The stock market is not having a good month.
The C fund in the Thrift Savings Plan (TSP) is down about 8% for the month when writing this article, but there are still a few trading days left in January, so the final monthly returns may look better than they do currently. (See the daily return rate for each day in January at TSPDataCenter.com)
Readers who want to see the daily returns for each TSP fund can receive a free daily update sent to your preferred email address by signing up for the Daily TSP Rates Summary.
What investment actions did TSP investors take last month? The table below highlights actions by TSP investors into and out of the different funds.
December TSP Transfers
For the first three weeks of January, investors have been withdrawing money from stock funds and putting more money into government bonds. Chances are, when the TSP statistics are released for January actions by TSP investors, we will see the same trends for the TSP funds.
Some readers probably subscribe to the “January effect” theory which holds that whether stocks go up or down in January will predict what will happen to the stock market from February through December.

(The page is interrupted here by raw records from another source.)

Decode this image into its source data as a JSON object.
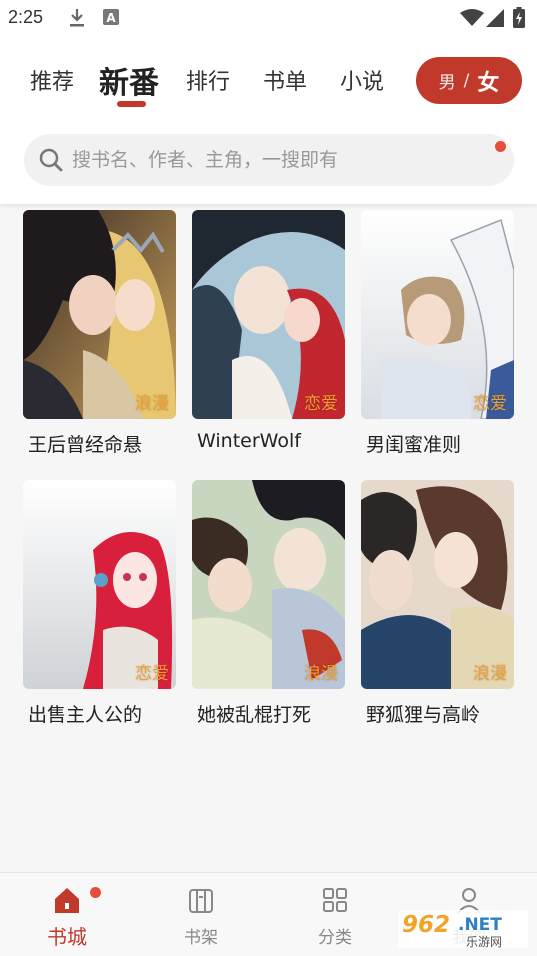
{
  "status_bar": {
    "time": "2:25",
    "icons": [
      "download-icon",
      "a-notification-icon",
      "wifi-icon",
      "signal-icon",
      "battery-icon"
    ]
  },
  "tabs": [
    {
      "label": "推荐",
      "active": false
    },
    {
      "label": "新番",
      "active": true
    },
    {
      "label": "排行",
      "active": false
    },
    {
      "label": "书单",
      "active": false
    },
    {
      "label": "小说",
      "active": false
    }
  ],
  "gender_toggle": {
    "male": "男",
    "separator": "/",
    "female": "女",
    "selected": "女"
  },
  "search": {
    "placeholder": "搜书名、作者、主角，一搜即有"
  },
  "books": [
    {
      "title": "王后曾经命悬",
      "tag": "浪漫"
    },
    {
      "title": "WinterWolf",
      "tag": "恋爱"
    },
    {
      "title": "男闺蜜准则",
      "tag": "恋爱"
    },
    {
      "title": "出售主人公的",
      "tag": "恋爱"
    },
    {
      "title": "她被乱棍打死",
      "tag": "浪漫"
    },
    {
      "title": "野狐狸与高岭",
      "tag": "浪漫"
    }
  ],
  "bottom_nav": [
    {
      "label": "书城",
      "icon": "home-icon",
      "active": true
    },
    {
      "label": "书架",
      "icon": "bookshelf-icon",
      "active": false
    },
    {
      "label": "分类",
      "icon": "category-grid-icon",
      "active": false
    },
    {
      "label": "我的",
      "icon": "profile-icon",
      "active": false
    }
  ],
  "watermark": {
    "brand": "962.NET",
    "subtitle": "乐游网"
  },
  "colors": {
    "accent": "#c0392b",
    "tag": "#f0a030",
    "badge": "#e74c3c"
  }
}
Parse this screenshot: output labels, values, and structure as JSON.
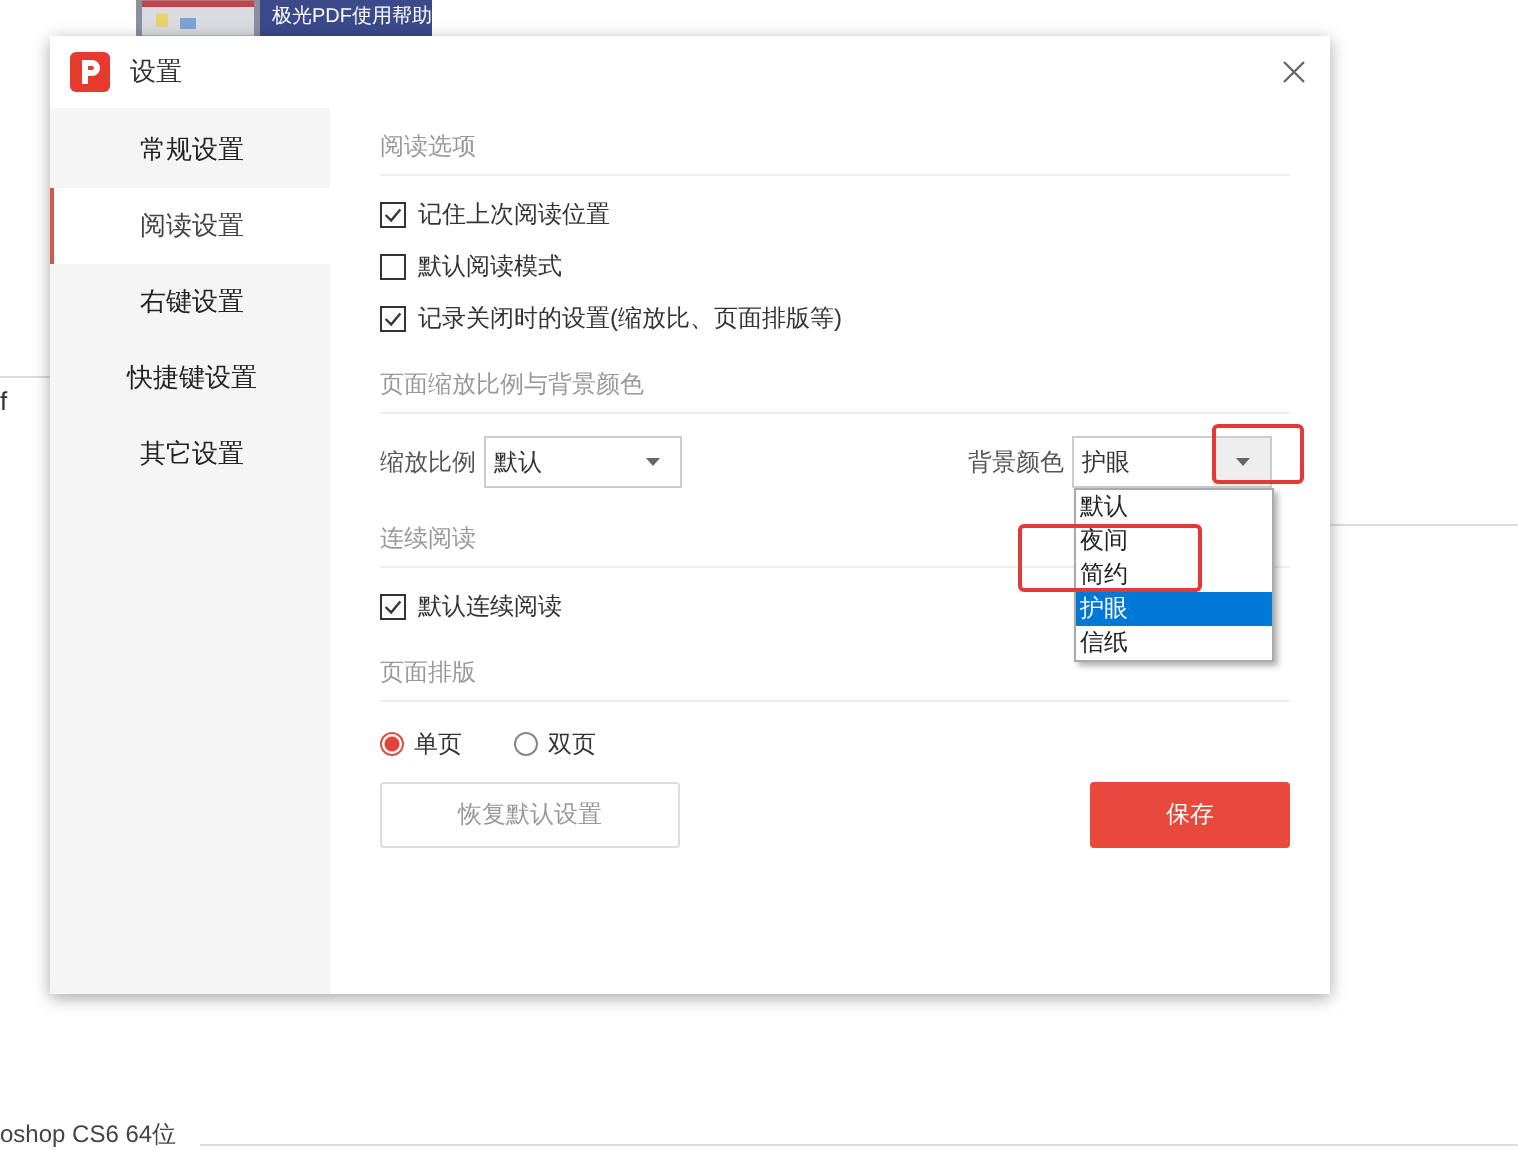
{
  "background": {
    "thumbnail_caption": "极光PDF使用帮助",
    "side_text": "f",
    "bottom_text": "oshop CS6 64位"
  },
  "window": {
    "title": "设置"
  },
  "sidebar": {
    "items": [
      {
        "label": "常规设置",
        "selected": false
      },
      {
        "label": "阅读设置",
        "selected": true
      },
      {
        "label": "右键设置",
        "selected": false
      },
      {
        "label": "快捷键设置",
        "selected": false
      },
      {
        "label": "其它设置",
        "selected": false
      }
    ]
  },
  "sections": [
    {
      "heading": "阅读选项",
      "options": [
        {
          "kind": "checkbox",
          "label": "记住上次阅读位置",
          "checked": true
        },
        {
          "kind": "checkbox",
          "label": "默认阅读模式",
          "checked": false
        },
        {
          "kind": "checkbox",
          "label": "记录关闭时的设置(缩放比、页面排版等)",
          "checked": true
        }
      ]
    },
    {
      "heading": "页面缩放比例与背景颜色",
      "options": [
        {
          "kind": "selects",
          "zoom": {
            "label": "缩放比例",
            "value": "默认"
          },
          "background_color": {
            "label": "背景颜色",
            "value": "护眼",
            "arrow_highlighted": true,
            "expanded": true,
            "options": [
              {
                "label": "默认",
                "selected": false,
                "highlighted": false
              },
              {
                "label": "夜间",
                "selected": false,
                "highlighted": true
              },
              {
                "label": "简约",
                "selected": false,
                "highlighted": true
              },
              {
                "label": "护眼",
                "selected": true,
                "highlighted": false
              },
              {
                "label": "信纸",
                "selected": false,
                "highlighted": false
              }
            ]
          }
        }
      ]
    },
    {
      "heading": "连续阅读",
      "options": [
        {
          "kind": "checkbox",
          "label": "默认连续阅读",
          "checked": true
        }
      ]
    },
    {
      "heading": "页面排版",
      "options": [
        {
          "kind": "radios",
          "items": [
            {
              "label": "单页",
              "selected": true
            },
            {
              "label": "双页",
              "selected": false
            }
          ]
        }
      ]
    }
  ],
  "buttons": {
    "reset": "恢复默认设置",
    "save": "保存"
  }
}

If that theory is correct, TSP investors will move their money into the G fund and dump their stock funds.
But, according to research in Marketwatch, even when January is a down month for stocks, there is still a better-than-even chance that the market will go up for the rest of the year. In effect, the theory is often or usually incorrect in predicting short term market trends. As noted by Mark Hurlburt in his article: “Consider the 20 years since 1896 in which the Dow fell by at least 10% from February through December: The Dow rose in 11 of those years’ Januarys, or more than half the time.”
In other words, this may not be a good time to sell all of your stock funds as the January effect theory is not a reliable indicator for future stock market prices during the year.
Assets under management at the TSP were down in December, declining by $4.8 billion as a result of the drop in stock prices. The TSP currently has assets of about $458 billion and about $3.7 billion in Roth accounts. In November 2015, the total in the TSP was about $463 billion with $3.6 billion in Roth accounts.
There was an increase in age-based withdrawals for the year, according to the TSP, as more TSP participants took advantage of age-based withdrawals . The number of dollars withdrawn also increased in 2015.
2015 was also a record year for roll-ins for the TSP which exceeded $1.15 billion.
About 88.1% of FERS employees participate in the TSP. 61.1% of CSRS employees are participants.
Average balances in TSP accounts for the most recent month break out as follows: